Founded in 1981 by Robert Redford, Sundance Institute is a nonprofit organization that provides and preserves the space for artists in film, theatre, and new media to create and thrive. The Institute’s signature Labs, granting, and mentorship programs, dedicated to developing new work, take place throughout the year in the U.S. and internationally. The Sundance Film Festival and other public programs connect audiences to artists in igniting new ideas, discovering original voices, and building a community dedicated to independent storytelling. Sundance Institute has supported such projects as Beasts of the Southern Wild, Fruitvale Station, Sin Nombre, The Invisible War, The Square, Dirty Wars, Spring Awakening, A Gentleman’s Guide to Love and Murder and Fun Home.
The timely development comes as industry sources predict Megan Ellison’s team is in Sundance looking to make a statement buy as the festival wraps up its first weekend.
The full-service distribution and marketing operation will kick off with the inaugural release of Kathryn Bigelow’s Untitled Detroit Project in theatres on August 4.
Marc Weinstock, who recently joined the company as president, will oversee the new division alongside president of marketing David Kaminow and president of distribution Erik Lomis.
The addition of a deep-pocketed buyer adds to speculation over who will make the big acquisition plays in Park City.
Prior to the festival there was talk that YouTube Red, Facebook and Apple could be the ones to watch besides Netflix and Amazon Studios. While those first three companies are making inroads into feature content and have the money to step up, the focus now turns to Annapurna.
“Kathryn’s Untitled Detroit Project is exemplary of the type of films we will be distributing,” said Weinstock. “I couldn’t be more confident in the team we are establishing to distribute and market the film in a way that is as creative and masterful as her film is.”
Bigelow’s film takes place against the backdrop of Detroit’s 1967 riots. Bigelow is producing with Ellison and Matthew Budman. Mark Boal, who wrote the script, and Colin Wilson are also producers with Greg Shapiro serving as executive producer.
The release date will coincide with the 50th anniversary of the riots and stars an ensemble cast that includes John Boyega, John Krasinski, Anthony Mackie, Jason Mitchell, Will Poulter, Jack Reynor and Jeremy Strong.

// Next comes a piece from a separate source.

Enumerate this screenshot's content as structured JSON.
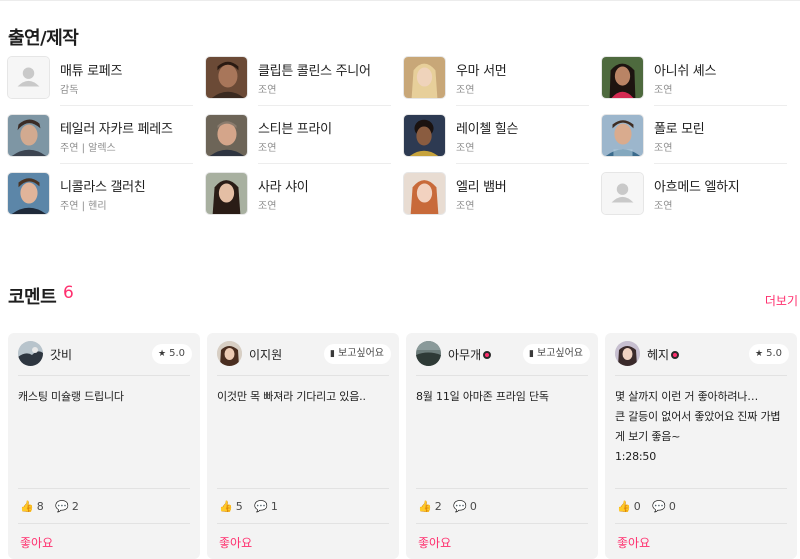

“Kathryn took a chance on me six years ago and I’m honored that she has put her faith in me and my team once again,” said Ellison, referring to Zero Dark Thirty. “I could not be more excited to be launching this new part of our company with such a groundbreaking filmmaker, tremendous collaborator, and dear friend.”
Bigelow added: “Megan has been such a huge supporter of filmmakers as a producer and the fact that she is now offering a full-fledged distribution and marketing home run by such innovative and creative executives is great news to all of us. I am thrilled to be working with them.”